You want a board equipped with two second-gen PCI Express x16 slots that are electrically wired to run at x16, and not x8. Moreover, you want them to be at least three slots apart, leaving at least one space between the top and bottom cards. Anything less and you’ll sacrifice frame rate and/or acoustic performance.
Fortunately, there are quite a few boards with ample spacing. Some of these include:
|Motherboards With Ample Spacing For SLI|
|X58 Express||P55 Express|
|Asus||P6T Deluxe||Maximus III Extreme|

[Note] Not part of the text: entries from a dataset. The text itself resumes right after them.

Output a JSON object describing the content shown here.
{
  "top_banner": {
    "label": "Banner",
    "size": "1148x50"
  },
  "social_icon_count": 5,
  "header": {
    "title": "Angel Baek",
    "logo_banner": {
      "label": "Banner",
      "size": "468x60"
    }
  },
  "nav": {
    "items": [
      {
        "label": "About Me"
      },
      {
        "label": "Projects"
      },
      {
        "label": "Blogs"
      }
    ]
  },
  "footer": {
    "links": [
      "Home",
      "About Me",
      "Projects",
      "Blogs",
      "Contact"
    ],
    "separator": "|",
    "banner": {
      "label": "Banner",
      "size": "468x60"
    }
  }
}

|P6T Deluxe V2||Maximus III Formula|
|P6T Deluxe w/ OC Palm||P7P55 WS SuperComputer|
|P6T WS Professional||P7P55D Deluxe|
|P6T6 WS Revolution||P7P55D EVO|
|P6T7 WS SuperComputer||P7P55D Premium|
|P6TD Deluxe||P7P55D Pro|
|EVGA||X58 Classified 4-Way SLI||P55 Classified 200|
|X58 SLI Classified||P55 FTW 200|
|MSI||Eclipse Plus||Big Bang Trinergy|
|X58 Platinum SLI||P55-GD85|
Now, obviously the P55-based boards are going to give up some performance, as integrated PCI Express connectivity on LGA 1156-based CPUs gets divided into a pair of x8 links. But if you're going with an X58 board (and if you're spending more than a grand on graphics, I'm willing to bet you're also running an LGA 1366-based processor), double-check your platform of choice, ensuring the properly-spaced slots are both of the 16-lane sort.
Again, we’re using MSI’s Eclipse Plus, which comes armed with an NF200 bridge chip, capable of multiplexing the chipset’s connectivity into a trio of x16 slots for our three GTX 480s. Special thanks to MSI for also supplying that third card.